sell your US bank stocks
See: this …
See: this …
I wrote a little bit about the subprime mortgage troubles a few months ago, and mostly we’ve all forgotten about it. Generally Canada has been well-insulated from the troubles, and probably most people have yet to be touched by the crisis directly.
But anyone who thinks we’ve heard the last of it is wrong, I’ll bet, and anyone who thinks Canada will be fine if the US economy takes a real hit is even wronger.
Chris Penn writes about his concerns for the overall financial health of the the US of A in an aptly titled post: We really are in trouble in this country. This is just the beginning of it.
The United States doesn’t -make- anything any more. For the last 5 years, our economy has been driven by increases in asset prices, namely housing. People cashed out equity and spent like crazy, driving the economy forward.
All good things must come to an end, and we’re seeing just the first inning of the housing bubble unwind in a game that’s going extra innings. As prices drop, equity vanishes, and mortgage owners owe more than the property is worth.
Anyone who promises a fix for this situation that isn’t “we have to ride this out” either has something to sell you or is running for office. Don’t believe them. This financial crisis took years to make and it will take years to unmake.
If you want to figure out what is all the fuss about subprime mortgages and the economic turmoil they seem to be inflicting, BBC’s Robert Preston has a good extensive summary.
Here’s the bottom line: for the past few years, Wall Street has operated a giant machine for turning mind-boggling amounts of US home loans – which are hugely vulnerable to losses from fraud and the inescapable cycles in interest rates and housing prices – into supposedly risk-free investments for risk-averse investors in Asia, the Middle East and (as it turns out) for Europe’s big banks.
He doesn’t explicitly mention hedge funds, but these are behind much of the complex debt restructuring, slicing & dicing mentioned here.
From the Pessimism file:
I’ve always been skeptical of hedge funds and sophisticated derivative products. In theory these financial instruments protect against risk, by playing potential movement of the market in one direction, off of movement in another. It’s high-powered math stuff, and it’s made many many people truckloads, billions of dollars. But I don’t really understand it – though I was tangentially involved in the derivative business for a while. And it’s always seemed to me that hedge funds, at their base, are about getting money for nothing. That is, getting money without accomplishing anything. Still the house that Enron helped build has gotten bigger and bigger, and has become to some extent the underpinning of the entire global economy. Basically, it’s flooded the world with lots of cheap money. That sort of thing, eventually causes problems, because the laws of physics will always beat out the laws of the market.
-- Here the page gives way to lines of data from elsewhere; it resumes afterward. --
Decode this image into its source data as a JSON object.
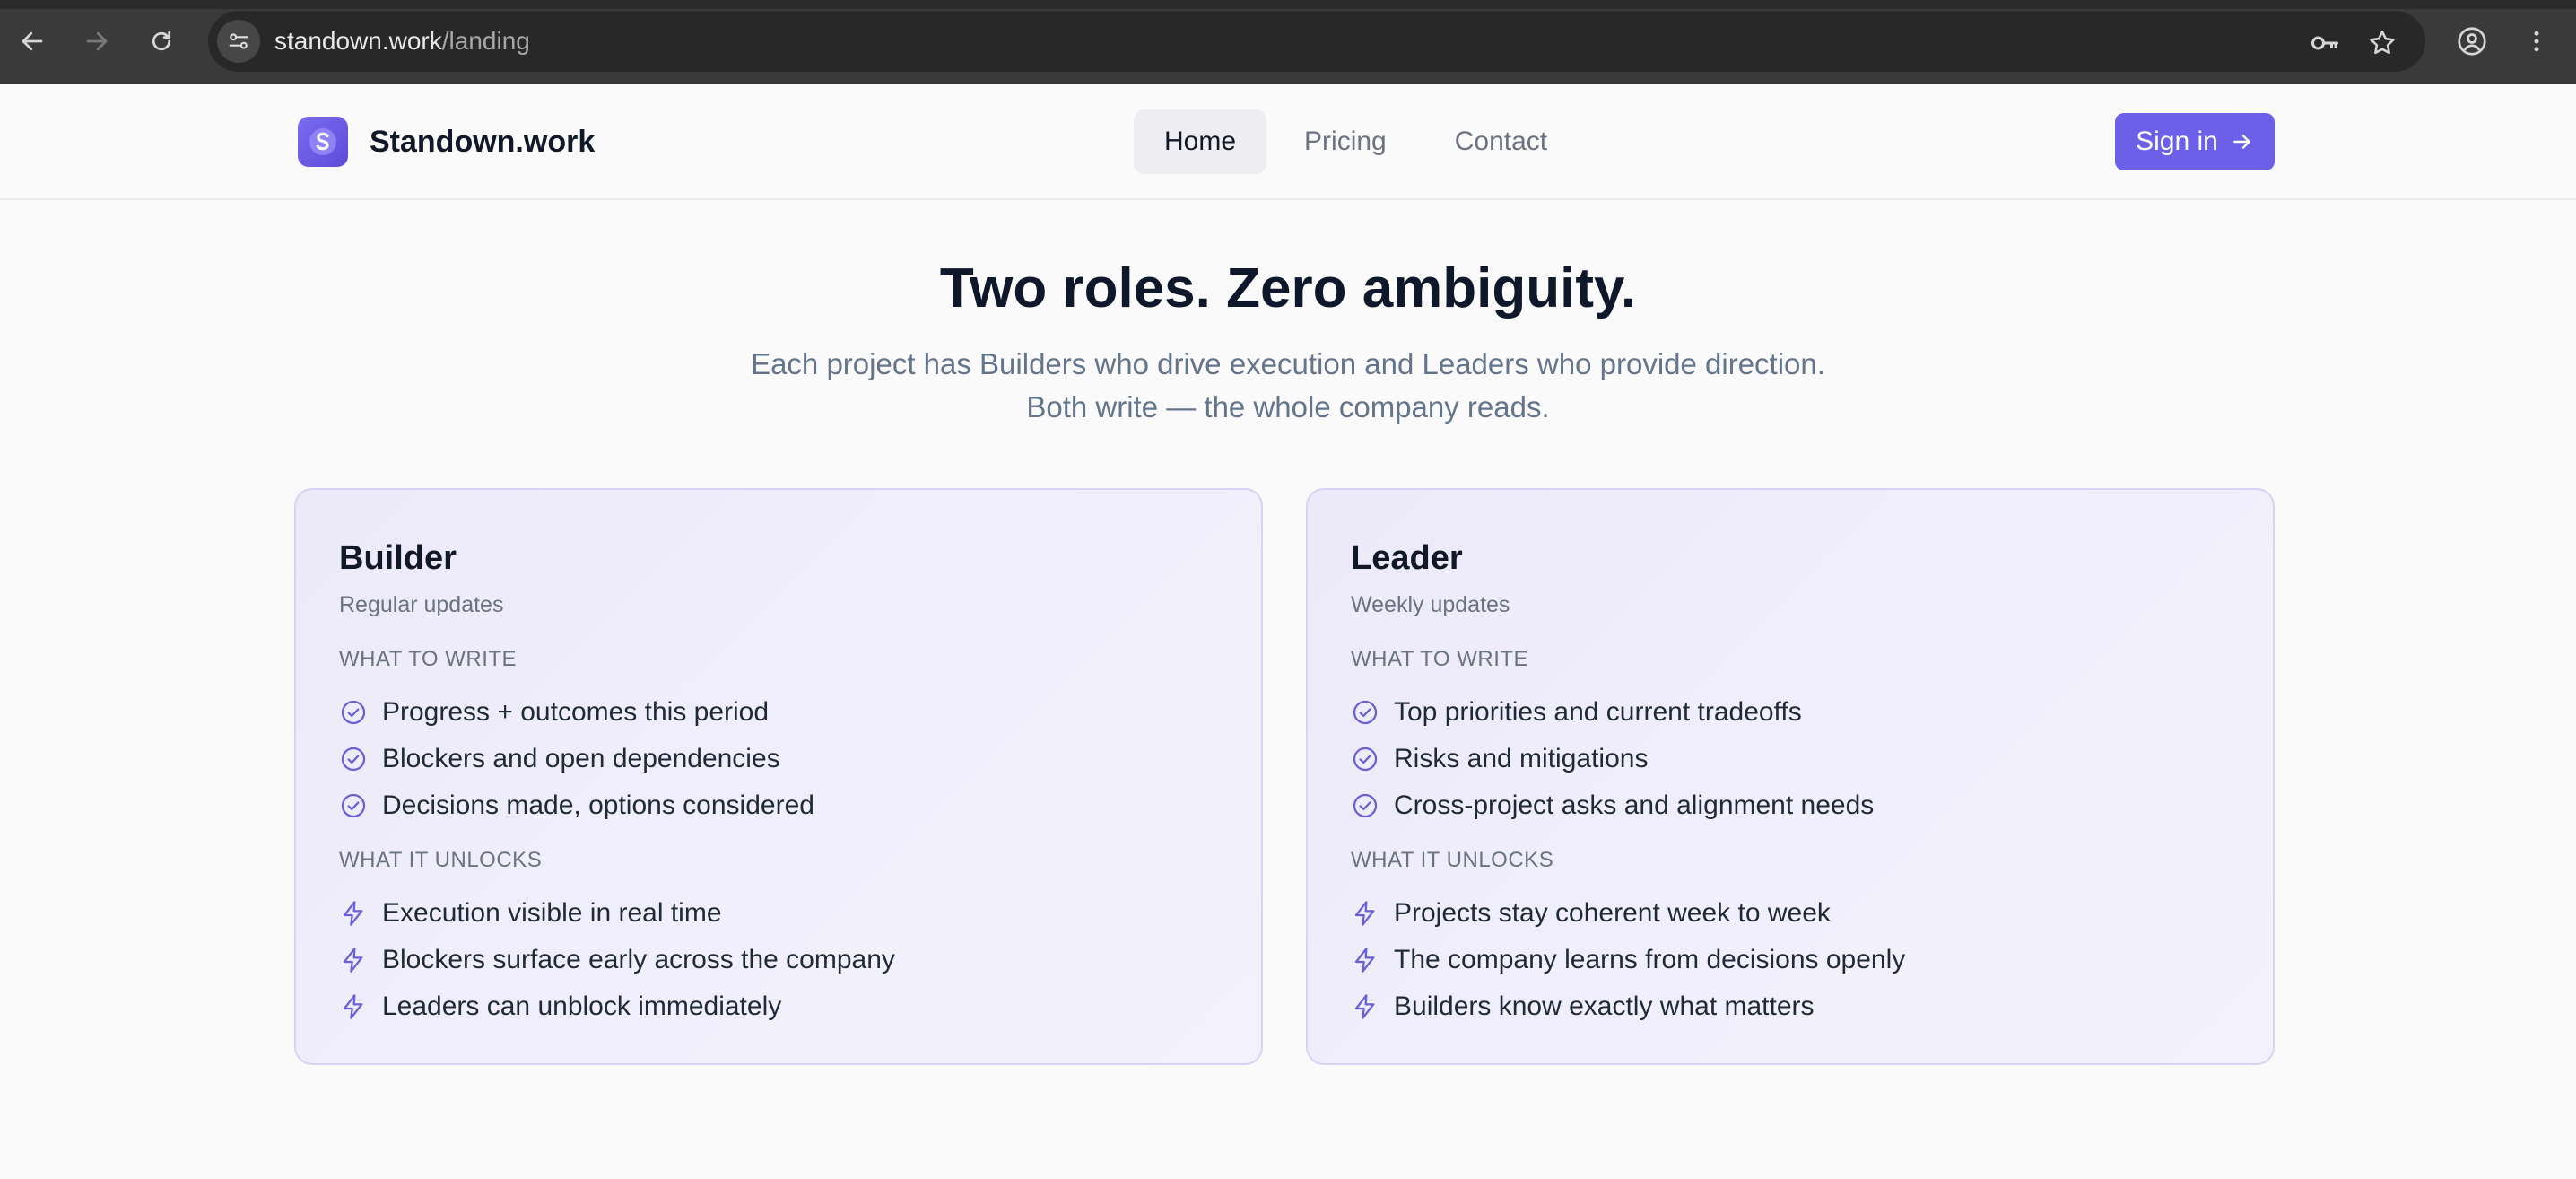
{
  "browser": {
    "url_host": "standown.work",
    "url_path": "/landing"
  },
  "header": {
    "brand": "Standown.work",
    "nav": [
      "Home",
      "Pricing",
      "Contact"
    ],
    "active_nav": "Home",
    "signin_label": "Sign in"
  },
  "hero": {
    "title": "Two roles. Zero ambiguity.",
    "subtitle": "Each project has Builders who drive execution and Leaders who provide direction. Both write — the whole company reads."
  },
  "cards": [
    {
      "title": "Builder",
      "subtitle": "Regular updates",
      "write_label": "WHAT TO WRITE",
      "write_items": [
        "Progress + outcomes this period",
        "Blockers and open dependencies",
        "Decisions made, options considered"
      ],
      "unlock_label": "WHAT IT UNLOCKS",
      "unlock_items": [
        "Execution visible in real time",
        "Blockers surface early across the company",
        "Leaders can unblock immediately"
      ]
    },
    {
      "title": "Leader",
      "subtitle": "Weekly updates",
      "write_label": "WHAT TO WRITE",
      "write_items": [
        "Top priorities and current tradeoffs",
        "Risks and mitigations",
        "Cross-project asks and alignment needs"
      ],
      "unlock_label": "WHAT IT UNLOCKS",
      "unlock_items": [
        "Projects stay coherent week to week",
        "The company learns from decisions openly",
        "Builders know exactly what matters"
      ]
    }
  ],
  "icons": {
    "write_item": "check-circle-icon",
    "unlock_item": "lightning-icon"
  },
  "colors": {
    "accent": "#6c5fe8",
    "card_border": "#d8d2f5",
    "icon": "#6a5fd6"
  }
}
And, according to Steven Pearlstein in the WaPo, the whole thing might come tumbling down.
As it all unfolds, we are learning several painful truths about the new global financial system, which until recently was widely lauded for its ability to price and spread financial risk to investors willing to accept it.
One lesson is that the sophisticated strategies employed by bank and investment funds to “hedge” risk may not be as reliable as had been thought.
In recent years, for example, banks and hedge funds created elaborate investment strategies built around the presumption that Bond A would always go up when the price of Bond B went down, effectively limiting potential losses. But in recent weeks, many such strategies began to go awry as markets for mortgage securities dried up and fund managers began selling whatever they could to raise cash to pay lenders. As a result, Bond A and Bond B began moving in the same direction, creating losses on both.
Another popular way for sophisticated investors to hedge their bets is to buy insurance against the possibility that a particular company or set of mortgage holders will default on their loans. But in some cases, this insurance policy, known as a credit swap, has been issued by hedge funds that themselves had taken on similar risks. If things go bad, a hedge fund may not have the money to uphold its side of the insurance bargain.
Australian analyst Satyajit Das makes the point that the main achievement of the new financial architecture has not been to spread risk so much as it has been to expand risk by vastly increasing the amount of borrowed money. Making loans to buy bonds secured by packages of other loans makes for big fees and exciting work for bankers. But as Das predicted last year in his book, “Traders, Guns & Money” — and as we all discovered yesterday — if the supply of credit suddenly dries up anywhere in the system, the elaborate new structure they’ve created can come crashing down on itself.
And chances are you and I will get caught under that crashing system, one way or antother.